• [Your objective]: Locate every line in the records below that contains the word "heading", and copy each one.

• [Dataset records]:

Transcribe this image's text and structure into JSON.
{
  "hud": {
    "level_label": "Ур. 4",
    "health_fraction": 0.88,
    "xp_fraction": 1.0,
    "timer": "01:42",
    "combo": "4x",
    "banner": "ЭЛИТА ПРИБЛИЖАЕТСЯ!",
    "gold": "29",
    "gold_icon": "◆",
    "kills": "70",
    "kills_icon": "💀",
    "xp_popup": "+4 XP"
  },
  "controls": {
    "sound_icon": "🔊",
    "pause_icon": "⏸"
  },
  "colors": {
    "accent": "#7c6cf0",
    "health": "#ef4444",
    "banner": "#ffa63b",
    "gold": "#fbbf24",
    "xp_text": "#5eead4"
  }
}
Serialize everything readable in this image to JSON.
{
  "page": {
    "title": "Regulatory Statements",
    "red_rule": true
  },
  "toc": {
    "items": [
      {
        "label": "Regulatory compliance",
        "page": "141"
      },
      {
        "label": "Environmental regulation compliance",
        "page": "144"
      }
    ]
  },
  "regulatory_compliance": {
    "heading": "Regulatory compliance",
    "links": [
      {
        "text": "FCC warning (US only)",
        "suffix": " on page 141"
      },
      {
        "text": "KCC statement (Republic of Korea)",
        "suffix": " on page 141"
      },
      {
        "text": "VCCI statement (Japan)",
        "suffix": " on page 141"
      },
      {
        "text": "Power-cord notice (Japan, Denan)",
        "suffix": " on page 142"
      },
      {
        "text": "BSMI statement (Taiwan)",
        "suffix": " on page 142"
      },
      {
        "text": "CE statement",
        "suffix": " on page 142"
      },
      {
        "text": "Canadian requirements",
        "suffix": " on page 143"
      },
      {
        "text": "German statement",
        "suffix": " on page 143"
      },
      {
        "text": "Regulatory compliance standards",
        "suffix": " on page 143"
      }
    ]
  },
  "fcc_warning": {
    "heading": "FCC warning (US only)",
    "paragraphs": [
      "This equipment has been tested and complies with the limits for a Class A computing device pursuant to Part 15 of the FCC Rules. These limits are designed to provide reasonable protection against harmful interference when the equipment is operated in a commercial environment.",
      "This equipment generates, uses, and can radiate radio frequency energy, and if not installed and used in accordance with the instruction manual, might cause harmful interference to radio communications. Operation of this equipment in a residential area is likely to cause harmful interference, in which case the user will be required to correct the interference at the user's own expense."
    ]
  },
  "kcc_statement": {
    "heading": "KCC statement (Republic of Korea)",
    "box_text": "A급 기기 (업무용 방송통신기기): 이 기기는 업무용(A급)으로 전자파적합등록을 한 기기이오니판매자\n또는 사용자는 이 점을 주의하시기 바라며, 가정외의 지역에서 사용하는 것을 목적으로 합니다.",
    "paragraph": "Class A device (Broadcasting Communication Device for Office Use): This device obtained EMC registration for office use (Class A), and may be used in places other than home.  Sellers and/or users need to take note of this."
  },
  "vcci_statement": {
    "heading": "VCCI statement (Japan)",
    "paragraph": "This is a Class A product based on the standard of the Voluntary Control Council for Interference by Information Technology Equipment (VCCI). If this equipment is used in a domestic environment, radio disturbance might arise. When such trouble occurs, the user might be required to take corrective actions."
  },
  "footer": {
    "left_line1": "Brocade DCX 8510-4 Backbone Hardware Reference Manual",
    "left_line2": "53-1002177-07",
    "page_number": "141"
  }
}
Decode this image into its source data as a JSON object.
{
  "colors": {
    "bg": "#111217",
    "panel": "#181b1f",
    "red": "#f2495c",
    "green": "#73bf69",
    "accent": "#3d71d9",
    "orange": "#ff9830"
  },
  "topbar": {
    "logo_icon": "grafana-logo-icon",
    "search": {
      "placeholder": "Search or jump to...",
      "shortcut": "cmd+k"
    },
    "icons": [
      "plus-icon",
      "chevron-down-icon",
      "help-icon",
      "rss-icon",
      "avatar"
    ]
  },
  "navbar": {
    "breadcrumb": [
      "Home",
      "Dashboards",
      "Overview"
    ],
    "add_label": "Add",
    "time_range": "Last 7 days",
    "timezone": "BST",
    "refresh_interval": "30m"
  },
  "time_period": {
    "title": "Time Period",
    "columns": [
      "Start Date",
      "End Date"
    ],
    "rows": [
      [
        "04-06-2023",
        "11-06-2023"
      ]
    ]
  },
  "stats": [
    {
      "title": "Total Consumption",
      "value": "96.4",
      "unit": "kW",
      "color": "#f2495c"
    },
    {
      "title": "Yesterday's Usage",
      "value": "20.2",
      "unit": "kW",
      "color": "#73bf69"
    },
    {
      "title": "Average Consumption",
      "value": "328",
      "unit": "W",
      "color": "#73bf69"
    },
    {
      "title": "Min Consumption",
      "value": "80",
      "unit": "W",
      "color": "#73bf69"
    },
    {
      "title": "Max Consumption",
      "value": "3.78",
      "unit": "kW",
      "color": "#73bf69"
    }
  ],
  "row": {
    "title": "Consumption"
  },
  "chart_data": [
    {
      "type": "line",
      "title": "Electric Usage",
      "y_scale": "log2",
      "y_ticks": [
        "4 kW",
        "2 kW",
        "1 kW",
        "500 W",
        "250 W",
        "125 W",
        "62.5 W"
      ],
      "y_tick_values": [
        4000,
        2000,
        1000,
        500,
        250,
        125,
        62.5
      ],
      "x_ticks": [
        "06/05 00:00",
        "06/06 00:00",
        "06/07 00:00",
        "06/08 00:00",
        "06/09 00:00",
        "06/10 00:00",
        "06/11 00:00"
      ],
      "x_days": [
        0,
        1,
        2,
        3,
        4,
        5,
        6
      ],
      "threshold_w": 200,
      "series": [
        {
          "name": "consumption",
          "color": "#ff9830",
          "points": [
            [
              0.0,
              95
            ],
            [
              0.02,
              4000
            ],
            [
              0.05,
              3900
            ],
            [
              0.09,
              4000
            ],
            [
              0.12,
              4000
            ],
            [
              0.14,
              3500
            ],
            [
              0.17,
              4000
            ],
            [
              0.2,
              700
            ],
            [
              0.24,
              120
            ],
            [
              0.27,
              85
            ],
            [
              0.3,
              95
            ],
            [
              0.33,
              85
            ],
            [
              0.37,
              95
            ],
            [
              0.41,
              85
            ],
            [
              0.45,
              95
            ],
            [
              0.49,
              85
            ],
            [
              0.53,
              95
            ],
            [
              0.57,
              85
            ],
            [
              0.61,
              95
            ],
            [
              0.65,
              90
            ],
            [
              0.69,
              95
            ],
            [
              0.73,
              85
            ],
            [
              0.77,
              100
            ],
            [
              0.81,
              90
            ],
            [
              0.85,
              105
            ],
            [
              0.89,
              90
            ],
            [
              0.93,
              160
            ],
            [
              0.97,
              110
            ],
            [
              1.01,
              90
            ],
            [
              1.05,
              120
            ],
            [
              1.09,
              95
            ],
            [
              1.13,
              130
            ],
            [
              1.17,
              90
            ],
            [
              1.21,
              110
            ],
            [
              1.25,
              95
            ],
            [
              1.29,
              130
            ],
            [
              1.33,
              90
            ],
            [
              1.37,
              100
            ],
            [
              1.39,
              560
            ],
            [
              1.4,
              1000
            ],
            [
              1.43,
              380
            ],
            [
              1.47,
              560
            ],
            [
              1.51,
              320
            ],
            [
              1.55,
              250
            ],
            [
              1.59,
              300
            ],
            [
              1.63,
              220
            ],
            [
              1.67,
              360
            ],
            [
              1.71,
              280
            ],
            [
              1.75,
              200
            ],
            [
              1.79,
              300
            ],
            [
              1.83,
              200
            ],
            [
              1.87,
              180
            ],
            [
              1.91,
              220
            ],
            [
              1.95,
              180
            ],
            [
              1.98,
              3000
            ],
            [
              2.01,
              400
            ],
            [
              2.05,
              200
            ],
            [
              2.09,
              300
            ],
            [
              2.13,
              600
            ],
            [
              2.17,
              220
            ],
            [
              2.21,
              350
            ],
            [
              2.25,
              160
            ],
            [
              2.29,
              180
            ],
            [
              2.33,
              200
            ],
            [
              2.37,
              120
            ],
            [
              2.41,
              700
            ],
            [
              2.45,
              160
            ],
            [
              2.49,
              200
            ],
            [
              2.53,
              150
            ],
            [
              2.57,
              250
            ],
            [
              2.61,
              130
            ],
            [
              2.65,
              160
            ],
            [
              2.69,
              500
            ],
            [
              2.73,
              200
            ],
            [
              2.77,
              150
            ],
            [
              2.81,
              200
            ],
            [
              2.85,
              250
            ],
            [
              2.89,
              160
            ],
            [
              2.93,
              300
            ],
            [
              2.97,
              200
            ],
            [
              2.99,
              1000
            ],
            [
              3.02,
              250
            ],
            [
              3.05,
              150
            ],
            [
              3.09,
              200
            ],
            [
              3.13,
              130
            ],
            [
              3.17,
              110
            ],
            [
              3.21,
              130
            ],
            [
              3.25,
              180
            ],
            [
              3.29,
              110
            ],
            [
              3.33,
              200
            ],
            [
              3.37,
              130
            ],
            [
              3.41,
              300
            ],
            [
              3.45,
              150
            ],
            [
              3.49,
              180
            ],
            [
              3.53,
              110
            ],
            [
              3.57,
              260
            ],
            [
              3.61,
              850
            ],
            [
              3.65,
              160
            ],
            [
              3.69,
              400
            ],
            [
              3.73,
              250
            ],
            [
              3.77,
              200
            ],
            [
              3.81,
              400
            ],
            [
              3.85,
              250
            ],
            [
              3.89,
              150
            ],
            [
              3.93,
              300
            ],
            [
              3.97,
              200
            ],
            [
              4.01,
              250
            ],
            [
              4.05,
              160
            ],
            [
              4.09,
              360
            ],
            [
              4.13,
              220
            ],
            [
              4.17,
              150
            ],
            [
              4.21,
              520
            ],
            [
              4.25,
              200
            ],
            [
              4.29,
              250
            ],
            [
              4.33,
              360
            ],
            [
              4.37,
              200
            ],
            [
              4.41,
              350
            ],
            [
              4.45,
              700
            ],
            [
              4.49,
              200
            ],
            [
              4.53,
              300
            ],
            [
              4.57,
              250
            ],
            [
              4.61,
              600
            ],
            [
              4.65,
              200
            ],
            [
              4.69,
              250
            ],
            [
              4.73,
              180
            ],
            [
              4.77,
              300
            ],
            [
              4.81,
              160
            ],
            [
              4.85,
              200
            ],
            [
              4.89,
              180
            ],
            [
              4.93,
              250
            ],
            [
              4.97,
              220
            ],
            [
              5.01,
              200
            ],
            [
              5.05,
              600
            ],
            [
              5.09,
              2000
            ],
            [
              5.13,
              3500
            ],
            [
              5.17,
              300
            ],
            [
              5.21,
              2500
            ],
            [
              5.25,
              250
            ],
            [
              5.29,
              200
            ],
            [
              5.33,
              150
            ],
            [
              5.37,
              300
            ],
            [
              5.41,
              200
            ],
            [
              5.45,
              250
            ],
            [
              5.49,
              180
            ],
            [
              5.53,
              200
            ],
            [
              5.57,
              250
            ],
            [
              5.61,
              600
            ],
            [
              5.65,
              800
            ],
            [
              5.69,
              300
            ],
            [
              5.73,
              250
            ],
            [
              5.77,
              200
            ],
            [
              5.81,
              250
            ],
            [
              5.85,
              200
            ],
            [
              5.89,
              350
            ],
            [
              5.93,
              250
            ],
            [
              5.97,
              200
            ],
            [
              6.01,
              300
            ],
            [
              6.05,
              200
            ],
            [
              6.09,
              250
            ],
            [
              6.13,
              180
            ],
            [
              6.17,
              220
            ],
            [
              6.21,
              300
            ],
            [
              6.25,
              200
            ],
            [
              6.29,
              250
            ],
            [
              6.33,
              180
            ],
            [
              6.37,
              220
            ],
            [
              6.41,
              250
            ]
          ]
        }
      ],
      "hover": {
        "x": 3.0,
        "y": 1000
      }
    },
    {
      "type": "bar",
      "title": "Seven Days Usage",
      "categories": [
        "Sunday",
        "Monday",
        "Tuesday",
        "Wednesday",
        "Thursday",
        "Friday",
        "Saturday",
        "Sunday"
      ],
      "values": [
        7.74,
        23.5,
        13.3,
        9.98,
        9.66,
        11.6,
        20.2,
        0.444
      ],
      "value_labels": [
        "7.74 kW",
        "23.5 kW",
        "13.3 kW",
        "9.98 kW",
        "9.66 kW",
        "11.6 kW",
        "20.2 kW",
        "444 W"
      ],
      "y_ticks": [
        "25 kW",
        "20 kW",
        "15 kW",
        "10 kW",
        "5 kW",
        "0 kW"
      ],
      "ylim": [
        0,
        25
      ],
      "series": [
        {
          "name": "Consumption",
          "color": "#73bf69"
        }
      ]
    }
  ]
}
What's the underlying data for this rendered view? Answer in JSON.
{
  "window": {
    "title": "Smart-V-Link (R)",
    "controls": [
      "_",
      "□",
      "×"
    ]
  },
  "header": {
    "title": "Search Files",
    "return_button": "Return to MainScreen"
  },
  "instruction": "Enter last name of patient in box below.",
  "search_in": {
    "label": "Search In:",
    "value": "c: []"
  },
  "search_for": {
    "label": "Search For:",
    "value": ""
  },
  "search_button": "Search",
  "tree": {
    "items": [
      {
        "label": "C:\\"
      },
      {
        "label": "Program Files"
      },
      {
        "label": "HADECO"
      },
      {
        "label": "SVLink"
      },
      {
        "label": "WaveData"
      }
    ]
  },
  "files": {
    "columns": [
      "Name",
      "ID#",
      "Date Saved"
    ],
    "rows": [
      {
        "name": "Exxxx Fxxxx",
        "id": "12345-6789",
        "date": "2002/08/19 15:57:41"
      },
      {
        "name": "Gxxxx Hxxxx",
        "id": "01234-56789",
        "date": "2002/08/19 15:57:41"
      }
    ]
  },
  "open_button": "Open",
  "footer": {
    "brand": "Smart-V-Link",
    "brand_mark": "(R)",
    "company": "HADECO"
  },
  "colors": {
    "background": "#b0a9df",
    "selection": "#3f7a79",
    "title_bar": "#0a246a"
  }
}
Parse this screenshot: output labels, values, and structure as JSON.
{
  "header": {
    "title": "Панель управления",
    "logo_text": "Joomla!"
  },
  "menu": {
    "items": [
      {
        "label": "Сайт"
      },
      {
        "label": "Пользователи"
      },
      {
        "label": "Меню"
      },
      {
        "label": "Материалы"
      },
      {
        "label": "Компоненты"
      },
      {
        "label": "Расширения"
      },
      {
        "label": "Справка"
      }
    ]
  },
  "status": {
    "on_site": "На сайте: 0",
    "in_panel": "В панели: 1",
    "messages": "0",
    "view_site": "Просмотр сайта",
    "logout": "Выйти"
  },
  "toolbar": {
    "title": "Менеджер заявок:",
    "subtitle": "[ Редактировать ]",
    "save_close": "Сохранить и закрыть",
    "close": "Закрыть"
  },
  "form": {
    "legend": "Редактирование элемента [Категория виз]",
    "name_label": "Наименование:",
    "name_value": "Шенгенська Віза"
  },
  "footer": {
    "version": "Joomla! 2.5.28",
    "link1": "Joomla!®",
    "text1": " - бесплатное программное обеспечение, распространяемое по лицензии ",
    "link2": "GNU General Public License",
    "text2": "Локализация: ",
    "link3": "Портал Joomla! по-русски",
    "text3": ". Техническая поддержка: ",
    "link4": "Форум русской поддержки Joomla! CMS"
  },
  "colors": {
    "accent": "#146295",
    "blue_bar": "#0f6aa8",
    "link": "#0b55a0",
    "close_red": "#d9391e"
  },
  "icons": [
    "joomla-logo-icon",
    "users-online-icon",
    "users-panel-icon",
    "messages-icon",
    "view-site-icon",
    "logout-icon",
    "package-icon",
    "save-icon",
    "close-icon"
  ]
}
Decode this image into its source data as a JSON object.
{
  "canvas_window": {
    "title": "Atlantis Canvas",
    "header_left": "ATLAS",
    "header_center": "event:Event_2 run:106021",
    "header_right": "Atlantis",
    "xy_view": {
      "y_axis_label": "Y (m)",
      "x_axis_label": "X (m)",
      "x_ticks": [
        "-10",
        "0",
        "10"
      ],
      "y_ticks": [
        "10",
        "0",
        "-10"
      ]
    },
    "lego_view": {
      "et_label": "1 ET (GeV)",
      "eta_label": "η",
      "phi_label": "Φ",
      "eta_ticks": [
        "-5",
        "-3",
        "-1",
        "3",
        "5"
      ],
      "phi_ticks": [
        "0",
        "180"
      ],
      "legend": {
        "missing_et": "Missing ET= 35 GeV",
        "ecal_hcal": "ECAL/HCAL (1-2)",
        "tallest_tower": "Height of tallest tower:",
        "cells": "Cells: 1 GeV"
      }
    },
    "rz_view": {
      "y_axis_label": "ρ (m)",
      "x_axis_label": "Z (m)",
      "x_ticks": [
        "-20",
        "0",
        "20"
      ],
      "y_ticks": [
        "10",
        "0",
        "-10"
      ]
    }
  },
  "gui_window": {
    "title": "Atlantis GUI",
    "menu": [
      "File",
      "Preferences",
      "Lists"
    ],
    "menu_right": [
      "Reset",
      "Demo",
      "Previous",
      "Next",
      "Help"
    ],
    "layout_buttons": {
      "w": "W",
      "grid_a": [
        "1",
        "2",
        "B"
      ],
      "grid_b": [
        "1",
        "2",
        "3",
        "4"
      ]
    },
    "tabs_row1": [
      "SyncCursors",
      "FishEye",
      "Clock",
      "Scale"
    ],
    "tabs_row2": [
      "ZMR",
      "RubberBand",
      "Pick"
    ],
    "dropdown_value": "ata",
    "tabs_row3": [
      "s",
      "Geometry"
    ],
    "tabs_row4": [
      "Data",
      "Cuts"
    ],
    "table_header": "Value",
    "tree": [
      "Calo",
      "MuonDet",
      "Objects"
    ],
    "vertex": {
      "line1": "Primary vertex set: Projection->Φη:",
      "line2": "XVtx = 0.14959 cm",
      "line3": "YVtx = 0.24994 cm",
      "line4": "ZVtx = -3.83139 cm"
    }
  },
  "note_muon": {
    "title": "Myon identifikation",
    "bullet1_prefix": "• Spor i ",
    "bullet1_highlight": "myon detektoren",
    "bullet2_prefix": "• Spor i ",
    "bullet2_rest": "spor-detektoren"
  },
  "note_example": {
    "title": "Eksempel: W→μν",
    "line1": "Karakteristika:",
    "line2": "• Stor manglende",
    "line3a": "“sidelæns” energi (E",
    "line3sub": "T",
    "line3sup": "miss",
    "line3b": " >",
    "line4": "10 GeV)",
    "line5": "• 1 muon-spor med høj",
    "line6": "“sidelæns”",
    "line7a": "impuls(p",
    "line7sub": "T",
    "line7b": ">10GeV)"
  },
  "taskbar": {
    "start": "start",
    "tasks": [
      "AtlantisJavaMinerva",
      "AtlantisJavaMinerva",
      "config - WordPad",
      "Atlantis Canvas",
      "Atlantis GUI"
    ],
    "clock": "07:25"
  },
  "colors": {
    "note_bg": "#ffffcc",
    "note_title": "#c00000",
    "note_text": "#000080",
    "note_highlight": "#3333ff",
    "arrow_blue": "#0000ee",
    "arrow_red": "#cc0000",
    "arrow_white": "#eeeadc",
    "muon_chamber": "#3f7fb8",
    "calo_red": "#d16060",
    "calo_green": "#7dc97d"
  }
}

• [Result]:
    "heading": "Regulatory compliance",
    "heading": "FCC warning (US only)",
    "heading": "KCC statement (Republic of Korea)",
    "heading": "VCCI statement (Japan)",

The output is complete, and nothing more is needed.